A couple of weeks on, the mood has moved more to frustration and depression, with remain voters coming to terms with the fact that this isn’t a decision that can now be changed. People genuinely seem to be having a really tough time with this change, and according to a recent news article Psychologists are reporting higher incidences of anxiety, difficulty sleeping, lack of appetite and low mood related to the vote outcome, and mental health referrals have already increased. In the wake of the vote results being announced we have had swaths of politicians leaving their posts because they do not support the decision that has been made, and even by those who were supporting this outcome, which has led to further public frustration and uncertainty. There have also already been a lot of withdrawals of promises from the leave campaign, most notably the quick U-turn Mr Farage made on the claim the extra money we will save (£350 million) would be going to fund the NHS. Due to this, the frustration is not only within the remain camps, and the Independent reported that of the 17.4 million people who voted to Leave, 1.1 million of these now wish they had not done so.

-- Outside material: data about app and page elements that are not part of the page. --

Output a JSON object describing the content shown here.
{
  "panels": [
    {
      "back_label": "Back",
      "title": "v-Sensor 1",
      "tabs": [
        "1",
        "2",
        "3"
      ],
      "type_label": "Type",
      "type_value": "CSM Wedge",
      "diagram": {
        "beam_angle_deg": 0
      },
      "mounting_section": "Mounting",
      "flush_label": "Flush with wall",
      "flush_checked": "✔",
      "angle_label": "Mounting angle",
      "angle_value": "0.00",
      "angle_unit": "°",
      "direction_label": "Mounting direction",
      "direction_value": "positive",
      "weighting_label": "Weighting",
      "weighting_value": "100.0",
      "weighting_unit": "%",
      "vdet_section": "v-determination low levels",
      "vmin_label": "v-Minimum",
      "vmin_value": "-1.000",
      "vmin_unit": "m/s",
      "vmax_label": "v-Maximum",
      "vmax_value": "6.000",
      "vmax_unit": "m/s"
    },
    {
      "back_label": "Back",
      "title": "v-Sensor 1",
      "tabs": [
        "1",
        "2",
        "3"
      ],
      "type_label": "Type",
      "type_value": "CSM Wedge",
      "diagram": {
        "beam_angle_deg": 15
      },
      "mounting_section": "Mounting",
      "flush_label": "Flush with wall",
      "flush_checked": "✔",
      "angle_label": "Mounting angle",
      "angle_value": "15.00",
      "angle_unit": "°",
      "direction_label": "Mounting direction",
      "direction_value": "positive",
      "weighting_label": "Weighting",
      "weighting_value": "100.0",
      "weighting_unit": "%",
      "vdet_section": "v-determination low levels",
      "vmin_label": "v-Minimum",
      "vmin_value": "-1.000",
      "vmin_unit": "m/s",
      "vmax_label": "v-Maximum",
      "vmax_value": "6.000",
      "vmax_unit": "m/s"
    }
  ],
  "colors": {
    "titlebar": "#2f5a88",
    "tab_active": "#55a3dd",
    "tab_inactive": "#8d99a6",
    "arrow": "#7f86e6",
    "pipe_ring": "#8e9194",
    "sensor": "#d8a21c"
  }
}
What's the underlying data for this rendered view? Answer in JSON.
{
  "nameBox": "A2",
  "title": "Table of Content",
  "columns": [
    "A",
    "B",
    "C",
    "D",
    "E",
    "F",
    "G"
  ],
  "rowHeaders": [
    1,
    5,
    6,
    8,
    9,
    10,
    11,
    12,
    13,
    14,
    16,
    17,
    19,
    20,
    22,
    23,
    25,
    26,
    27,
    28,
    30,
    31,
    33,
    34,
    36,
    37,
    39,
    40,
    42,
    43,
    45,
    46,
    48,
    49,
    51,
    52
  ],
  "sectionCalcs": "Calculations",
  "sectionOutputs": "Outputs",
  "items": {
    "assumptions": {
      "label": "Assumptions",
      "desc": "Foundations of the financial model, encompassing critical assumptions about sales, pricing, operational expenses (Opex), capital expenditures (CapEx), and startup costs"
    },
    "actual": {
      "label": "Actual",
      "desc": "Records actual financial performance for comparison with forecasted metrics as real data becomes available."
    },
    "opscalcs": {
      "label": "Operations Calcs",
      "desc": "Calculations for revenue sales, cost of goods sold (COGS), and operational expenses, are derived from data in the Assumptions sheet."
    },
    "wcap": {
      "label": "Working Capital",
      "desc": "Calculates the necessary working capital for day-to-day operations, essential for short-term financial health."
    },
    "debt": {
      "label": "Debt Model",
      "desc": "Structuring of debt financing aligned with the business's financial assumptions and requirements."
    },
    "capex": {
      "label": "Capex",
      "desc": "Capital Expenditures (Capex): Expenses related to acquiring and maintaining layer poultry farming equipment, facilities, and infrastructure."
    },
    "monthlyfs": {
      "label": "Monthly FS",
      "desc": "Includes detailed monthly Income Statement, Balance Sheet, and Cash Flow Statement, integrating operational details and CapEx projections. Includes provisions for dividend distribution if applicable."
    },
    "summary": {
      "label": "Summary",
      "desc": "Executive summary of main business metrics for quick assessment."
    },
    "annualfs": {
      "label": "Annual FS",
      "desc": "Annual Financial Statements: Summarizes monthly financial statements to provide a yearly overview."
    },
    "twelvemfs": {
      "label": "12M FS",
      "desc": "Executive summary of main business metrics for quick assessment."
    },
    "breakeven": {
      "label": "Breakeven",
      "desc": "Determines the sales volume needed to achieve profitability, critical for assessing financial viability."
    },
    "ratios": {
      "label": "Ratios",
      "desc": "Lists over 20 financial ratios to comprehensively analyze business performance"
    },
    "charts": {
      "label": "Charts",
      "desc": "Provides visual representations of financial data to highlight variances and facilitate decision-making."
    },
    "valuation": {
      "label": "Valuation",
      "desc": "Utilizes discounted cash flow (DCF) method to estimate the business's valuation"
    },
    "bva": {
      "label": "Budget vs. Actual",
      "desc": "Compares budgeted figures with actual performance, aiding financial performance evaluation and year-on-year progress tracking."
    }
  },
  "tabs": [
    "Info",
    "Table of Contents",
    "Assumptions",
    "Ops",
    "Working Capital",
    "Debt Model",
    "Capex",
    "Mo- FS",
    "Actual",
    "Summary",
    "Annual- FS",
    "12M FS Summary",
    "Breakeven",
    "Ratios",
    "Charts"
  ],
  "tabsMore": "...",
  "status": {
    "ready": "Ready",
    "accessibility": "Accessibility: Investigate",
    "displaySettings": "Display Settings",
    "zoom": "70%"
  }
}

The depression is evident, but it makes sense, people are mad and they’re scared, they’re not ready to move on yet and acknowledge the new reality. Often we hunt for a scapegoat we can pass the blame onto – something tangible that anger can be aimed towards to make them feel better, which is evident at the moment with the hate for the government and marches taking place particularly in London. Morale is very low and this isn’t a change we’ve experienced before so nobody is quite sure what happens next and that uncertainty is keeping people from moving forwards. However it won’t remain this way forever, people will move forwards and into acceptance and integration of this new reality. The final phase of the change curve involves experimenting with the change, trying it on for size and seeing how it fits in our world, which will come in time as the outcomes of this result become more clear and understandable, and this will be followed by acceptance and a gradual improvement in morale, we just have to be patient and allow it to be processed.

I like this model. I think it’s useful in situations like this for people to be able to see how their emotions are likely to progress. It’s important to note that although stage 1 then 2 then 3 is the most common way of travelling through the curve, there isn’t a right or wrong passage and some people may find they don’t follow the same track as others, and each do so at their own speed. The value in models such as this is providing hope and direction when people are feeling lost, they show that although you may be feeling quite depressed at the moment, it’s okay because it’s going to get better, and challenging your cognitions about the change that causing these emotions will help you improve your mood and develop in a positive direction.

Change is scary, but there’s no escaping it. And big changes, whole country changes, will always be daunting because it makes us feel small, but it opens discussions about powerlessness that I think are important to have. I work on an acute psychiatric ward and I was sat with a few of the service users in our activities room the week after the Brexit vote discussing how London as a whole had voted in and so many people were disappointed that we’d left, and one of the patients just said “people are annoyed that a decision has been made that will affect them and it’s not what they wanted, well now they know how we feel when we’re held under a section”. It was powerful, and it’s something we will absolutely be coming back too in another blog post soon.